Now, let us jump to the next level and try understanding the formula for 3 different sets:


(image will be uploaded soon)


Consider 3 sets intersecting like in the Venn diagram given above.

n(AUBUC) = n(A) + n(B) + n(C) – n(A⋂B) – n(B⋂C) – n(C⋂A) + n(A⋂B⋂C)


From the image, we can visualize that if we simply add the sets together, some of the regions will be added multiple times. Hence, using this Formula we rectify the error and subtract the regions that have been added multiple times.


Solved Examples Sets Class 11 Maths

Example 1: In a school, there are 200 children, 65 like drawing and 85 like music. 25 like both. Find out how many of them like either of them or neither of them?


Solution:

Total number of children, n(μ) = 200

Number of children who enjoy drawing, n(d) = 65

Number of children who enjoy music, n(m) = 85

Number of students who like both, n(d∩m) = 25

Number of students who like either of them,

n(dᴜm) = n(d) + n(m) – n(d∩m)

→ 65 + 85 - 25 = 125

Number of students who like neither = n(μ) – n(dᴜm) = 200 – 150 = 50.

FAQ (Frequently Asked Questions)

1. Can I get a List of all Sets of Chapter Class 11 Formulas?

Ans: Given below is the formula list of all the formulae of the chapter sets class 11.

  • n(AᴜB) = n(A) + (n(B) – n(A∩B).

  • n(AUBUC) = n(A) + n(B) + n(C) – n(A⋂B) – n(B⋂C) - n(C⋂A) + n(A⋂B⋂C).

  • If n(A∩B)= 0 then AᴜB = n(A) + n(B).

  • n(A - B) + n(A∩B) = n(A).

  • N(B - A) + n(A∩B) = n(B).

  • n(AᴜB) = n(A - B) + n(A⋂B) + n(B - A).

The formulas given above are all you need for solving almost all the types of problems that you would encounter related to set theory. Knowing these formulas would enable you to solve even the toughest questions.

2. Why do you Need the Set Formula List Class 11?

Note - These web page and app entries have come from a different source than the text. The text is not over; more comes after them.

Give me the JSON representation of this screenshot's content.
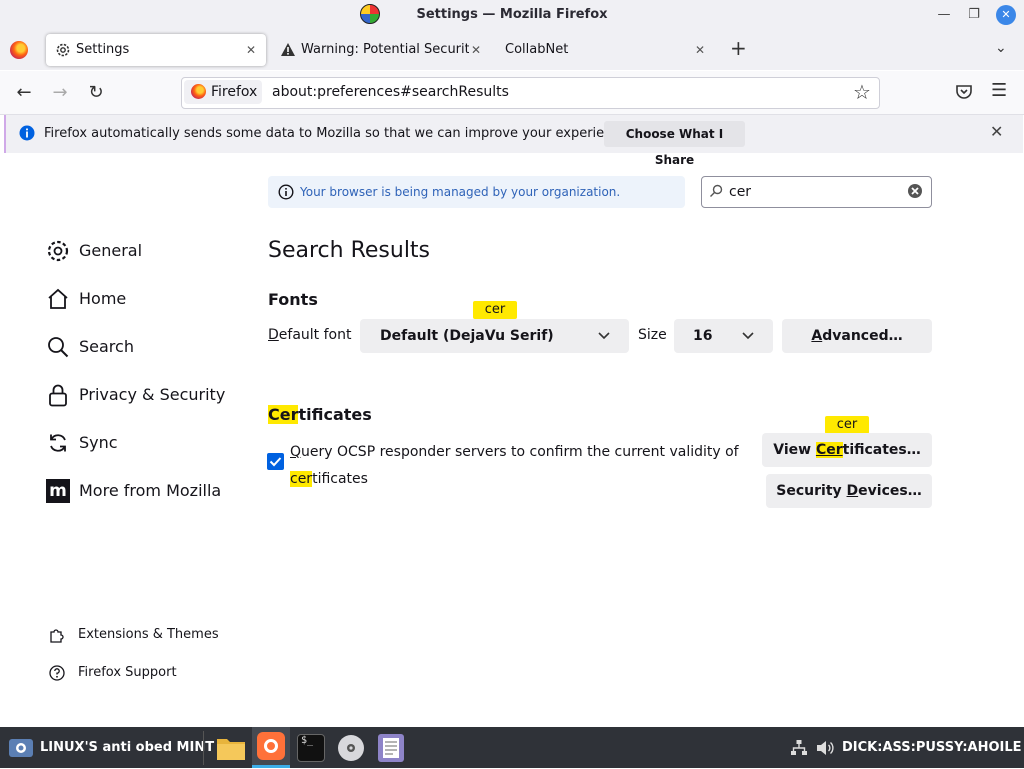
{
  "window": {
    "title": "Settings — Mozilla Firefox"
  },
  "tabs": [
    {
      "label": "Settings"
    },
    {
      "label": "Warning: Potential Security"
    },
    {
      "label": "CollabNet"
    }
  ],
  "tab_close": "✕",
  "new_tab": "+",
  "identity_label": "Firefox",
  "url": "about:preferences#searchResults",
  "notification": {
    "text": "Firefox automatically sends some data to Mozilla so that we can improve your experience.",
    "button": "Choose What I Share"
  },
  "managed_text": "Your browser is being managed by your organization.",
  "search": {
    "value": "cer"
  },
  "sidebar": {
    "items": [
      {
        "label": "General"
      },
      {
        "label": "Home"
      },
      {
        "label": "Search"
      },
      {
        "label": "Privacy & Security"
      },
      {
        "label": "Sync"
      },
      {
        "label": "More from Mozilla"
      }
    ],
    "footer": [
      {
        "label": "Extensions & Themes"
      },
      {
        "label": "Firefox Support"
      }
    ]
  },
  "main": {
    "heading": "Search Results",
    "fonts": {
      "title": "Fonts",
      "default_label_u": "D",
      "default_label_rest": "efault font",
      "default_value": "Default (DejaVu Serif)",
      "size_label": "Size",
      "size_value": "16",
      "advanced_u": "A",
      "advanced_rest": "dvanced…",
      "tooltip": "cer"
    },
    "certificates": {
      "title_hl": "Cer",
      "title_rest": "tificates",
      "checkbox_checked": true,
      "checkbox_u": "Q",
      "checkbox_text1": "uery OCSP responder servers to confirm the current validity of",
      "checkbox_hl": "cer",
      "checkbox_text2": "tificates",
      "view_pre": "View ",
      "view_hl": "Cer",
      "view_rest": "tificates…",
      "devices_pre": "Security ",
      "devices_u": "D",
      "devices_rest": "evices…",
      "tooltip": "cer"
    }
  },
  "taskbar": {
    "start_label": "LINUX'S anti obed MINT",
    "tray_text": "DICK:ASS:PUSSY:AHOILE"
  },
  "colors": {
    "accent": "#0061e0",
    "highlight": "#ffe900",
    "taskbar": "#2f3238"
  }
}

Ans: The formula list given above consists of all the formulae needed to solve any kind of problem from the chapter set theory. Remembering these formulas is very vital since the chapter is highly formula based. Although you needn't mug up all the formulae, you must understand each formula from their Venn diagram. You must also understand how the formula was derived from the Venn diagram. However, additionally remembering the formulae would make it easier for you to solve the problems at a quicker pace since you cannot put in effort into deriving the formula every single time!